Read through the listing below and copy each line in which the word "JSON" occurs.

Record excerpts Start Marker

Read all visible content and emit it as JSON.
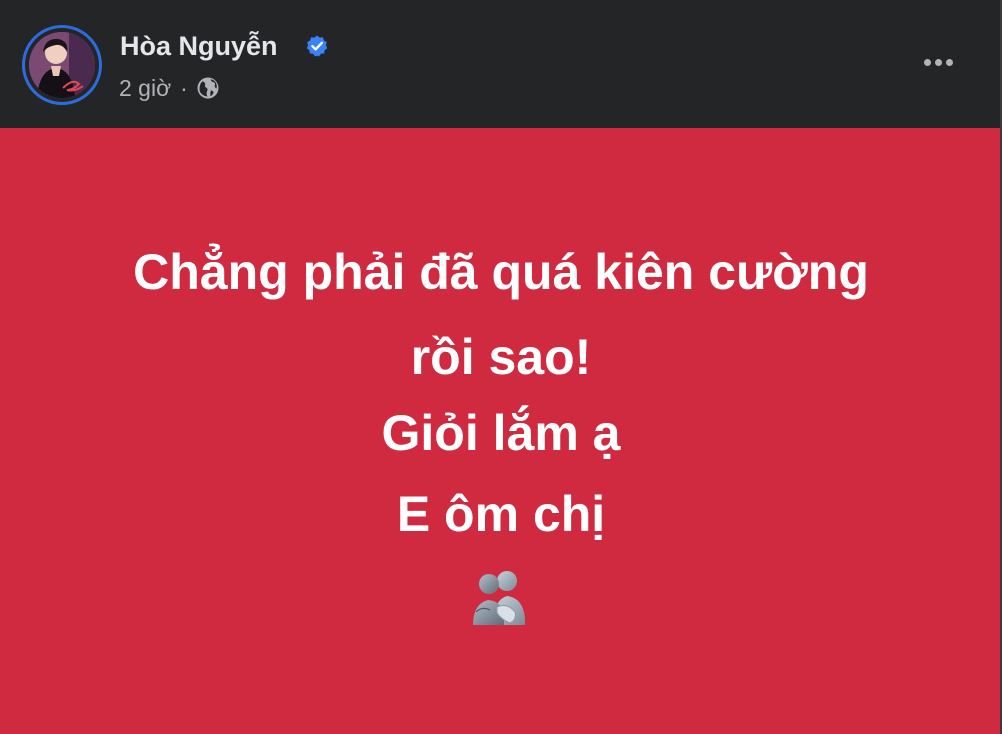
{
  "post": {
    "author": {
      "name": "Hòa Nguyễn",
      "verified": true,
      "avatar_ring_color": "#2d6cdf"
    },
    "timestamp": "2 giờ",
    "separator": "·",
    "audience_icon": "globe-icon",
    "more_icon": "more-options-icon",
    "background_color": "#d02a40",
    "status_lines": [
      "Chẳng phải đã quá kiên cường",
      "rồi sao!",
      "Giỏi lắm ạ",
      "E ôm chị"
    ],
    "emoji": "people-hugging-emoji"
  }
}
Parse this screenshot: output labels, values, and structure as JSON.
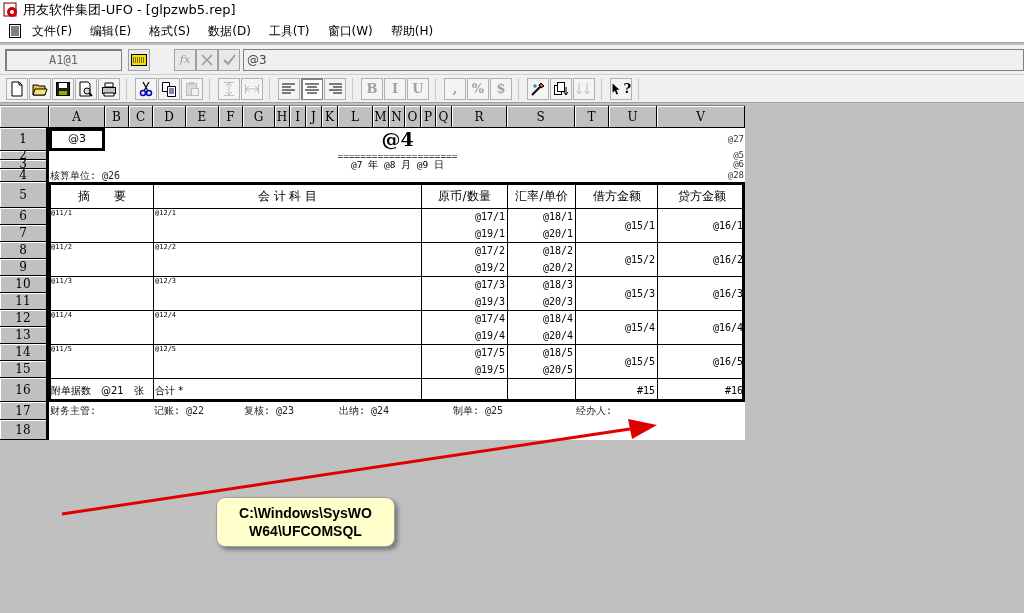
{
  "window": {
    "title": "用友软件集团-UFO - [glpzwb5.rep]"
  },
  "menu": [
    "文件(F)",
    "编辑(E)",
    "格式(S)",
    "数据(D)",
    "工具(T)",
    "窗口(W)",
    "帮助(H)"
  ],
  "formula_bar": {
    "cell_ref": "A1@1",
    "content": "@3",
    "buttons": [
      {
        "label": "fx",
        "disabled": true
      },
      {
        "disabled": true
      },
      {
        "disabled": true
      }
    ]
  },
  "toolbar": [
    [
      {
        "disabled": false
      },
      {
        "disabled": false
      },
      {
        "disabled": false
      },
      {
        "disabled": false
      },
      {
        "disabled": false
      }
    ],
    [
      {
        "disabled": false
      },
      {
        "disabled": false
      },
      {
        "disabled": true
      }
    ],
    [
      {
        "disabled": true
      },
      {
        "disabled": true
      }
    ],
    [
      {
        "disabled": false,
        "selected": false
      },
      {
        "disabled": false,
        "selected": true
      },
      {
        "disabled": false,
        "selected": false
      }
    ],
    [
      {
        "label": "B",
        "disabled": true
      },
      {
        "label": "I",
        "disabled": true
      },
      {
        "label": "U",
        "disabled": true
      }
    ],
    [
      {
        "label": ",",
        "disabled": true
      },
      {
        "label": "%",
        "disabled": true
      },
      {
        "label": "$",
        "disabled": true
      }
    ],
    [
      {
        "disabled": false
      },
      {
        "disabled": false
      },
      {
        "disabled": true
      }
    ],
    [
      {
        "label": "?",
        "disabled": false
      }
    ]
  ],
  "sheet": {
    "columns": [
      "A",
      "B",
      "C",
      "D",
      "E",
      "F",
      "G",
      "H",
      "I",
      "J",
      "K",
      "L",
      "M",
      "N",
      "O",
      "P",
      "Q",
      "R",
      "S",
      "T",
      "U",
      "V"
    ],
    "rows": [
      "1",
      "2",
      "3",
      "4",
      "5",
      "6",
      "7",
      "8",
      "9",
      "10",
      "11",
      "12",
      "13",
      "14",
      "15",
      "16",
      "17",
      "18"
    ],
    "cells": [
      {
        "kind": "plain",
        "text": "@3",
        "selected": true
      },
      {
        "kind": "title",
        "text": "@4",
        "selected": false
      },
      {
        "kind": "margin",
        "text": "@27",
        "selected": false
      },
      {
        "kind": "rule",
        "text": "=====================",
        "selected": false
      },
      {
        "kind": "margin",
        "text": "@5",
        "selected": false
      },
      {
        "kind": "rule",
        "text": "@7 年 @8 月 @9 日",
        "selected": false
      },
      {
        "kind": "margin",
        "text": "@6",
        "selected": false
      },
      {
        "kind": "label",
        "text": "核算单位: @26",
        "selected": false
      },
      {
        "kind": "margin",
        "text": "@28",
        "selected": false
      },
      {
        "kind": "header",
        "text": "摘　　要",
        "selected": false
      },
      {
        "kind": "header",
        "text": "会 计 科 目",
        "selected": false
      },
      {
        "kind": "header",
        "text": "原币/数量",
        "selected": false
      },
      {
        "kind": "header",
        "text": "汇率/单价",
        "selected": false
      },
      {
        "kind": "header",
        "text": "借方金额",
        "selected": false
      },
      {
        "kind": "header",
        "text": "贷方金额",
        "selected": false
      },
      {
        "kind": "tiny",
        "text": "@11/1",
        "selected": false
      },
      {
        "kind": "tiny",
        "text": "@12/1",
        "selected": false
      },
      {
        "kind": "amount",
        "text": "@17/1",
        "selected": false
      },
      {
        "kind": "amount",
        "text": "@18/1",
        "selected": false
      },
      {
        "kind": "lower",
        "text": "@19/1",
        "selected": false
      },
      {
        "kind": "lower",
        "text": "@20/1",
        "selected": false
      },
      {
        "kind": "amount",
        "text": "@15/1",
        "selected": false
      },
      {
        "kind": "amount",
        "text": "@16/1",
        "selected": false
      },
      {
        "kind": "tiny",
        "text": "@11/2",
        "selected": false
      },
      {
        "kind": "tiny",
        "text": "@12/2",
        "selected": false
      },
      {
        "kind": "amount",
        "text": "@17/2",
        "selected": false
      },
      {
        "kind": "amount",
        "text": "@18/2",
        "selected": false
      },
      {
        "kind": "lower",
        "text": "@19/2",
        "selected": false
      },
      {
        "kind": "lower",
        "text": "@20/2",
        "selected": false
      },
      {
        "kind": "amount",
        "text": "@15/2",
        "selected": false
      },
      {
        "kind": "amount",
        "text": "@16/2",
        "selected": false
      },
      {
        "kind": "tiny",
        "text": "@11/3",
        "selected": false
      },
      {
        "kind": "tiny",
        "text": "@12/3",
        "selected": false
      },
      {
        "kind": "amount",
        "text": "@17/3",
        "selected": false
      },
      {
        "kind": "amount",
        "text": "@18/3",
        "selected": false
      },
      {
        "kind": "lower",
        "text": "@19/3",
        "selected": false
      },
      {
        "kind": "lower",
        "text": "@20/3",
        "selected": false
      },
      {
        "kind": "amount",
        "text": "@15/3",
        "selected": false
      },
      {
        "kind": "amount",
        "text": "@16/3",
        "selected": false
      },
      {
        "kind": "tiny",
        "text": "@11/4",
        "selected": false
      },
      {
        "kind": "tiny",
        "text": "@12/4",
        "selected": false
      },
      {
        "kind": "amount",
        "text": "@17/4",
        "selected": false
      },
      {
        "kind": "amount",
        "text": "@18/4",
        "selected": false
      },
      {
        "kind": "lower",
        "text": "@19/4",
        "selected": false
      },
      {
        "kind": "lower",
        "text": "@20/4",
        "selected": false
      },
      {
        "kind": "amount",
        "text": "@15/4",
        "selected": false
      },
      {
        "kind": "amount",
        "text": "@16/4",
        "selected": false
      },
      {
        "kind": "tiny",
        "text": "@11/5",
        "selected": false
      },
      {
        "kind": "tiny",
        "text": "@12/5",
        "selected": false
      },
      {
        "kind": "amount",
        "text": "@17/5",
        "selected": false
      },
      {
        "kind": "amount",
        "text": "@18/5",
        "selected": false
      },
      {
        "kind": "lower",
        "text": "@19/5",
        "selected": false
      },
      {
        "kind": "lower",
        "text": "@20/5",
        "selected": false
      },
      {
        "kind": "amount",
        "text": "@15/5",
        "selected": false
      },
      {
        "kind": "amount",
        "text": "@16/5",
        "selected": false
      },
      {
        "kind": "footer",
        "text": "附单据数　@21　张",
        "selected": false
      },
      {
        "kind": "footer",
        "text": "合计 *",
        "selected": false
      },
      {
        "kind": "empty",
        "selected": false
      },
      {
        "kind": "empty",
        "selected": false
      },
      {
        "kind": "amount",
        "text": "#15",
        "selected": false
      },
      {
        "kind": "amount",
        "text": "#16",
        "selected": false
      },
      {
        "kind": "label",
        "text": "财务主管:",
        "selected": false
      },
      {
        "kind": "label",
        "text": "记账: @22",
        "selected": false
      },
      {
        "kind": "label",
        "text": "复核: @23",
        "selected": false
      },
      {
        "kind": "label",
        "text": "出纳: @24",
        "selected": false
      },
      {
        "kind": "label",
        "text": "制单: @25",
        "selected": false
      },
      {
        "kind": "label",
        "text": "经办人:",
        "selected": false
      }
    ]
  },
  "annotation": {
    "lines": [
      "C:\\Windows\\SysWO",
      "W64\\UFCOMSQL"
    ]
  }
}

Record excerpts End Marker

→ Result of the exercise:
Read all visible content and emit it as JSON.
Parse this screenshot: output labels, values, and structure as JSON.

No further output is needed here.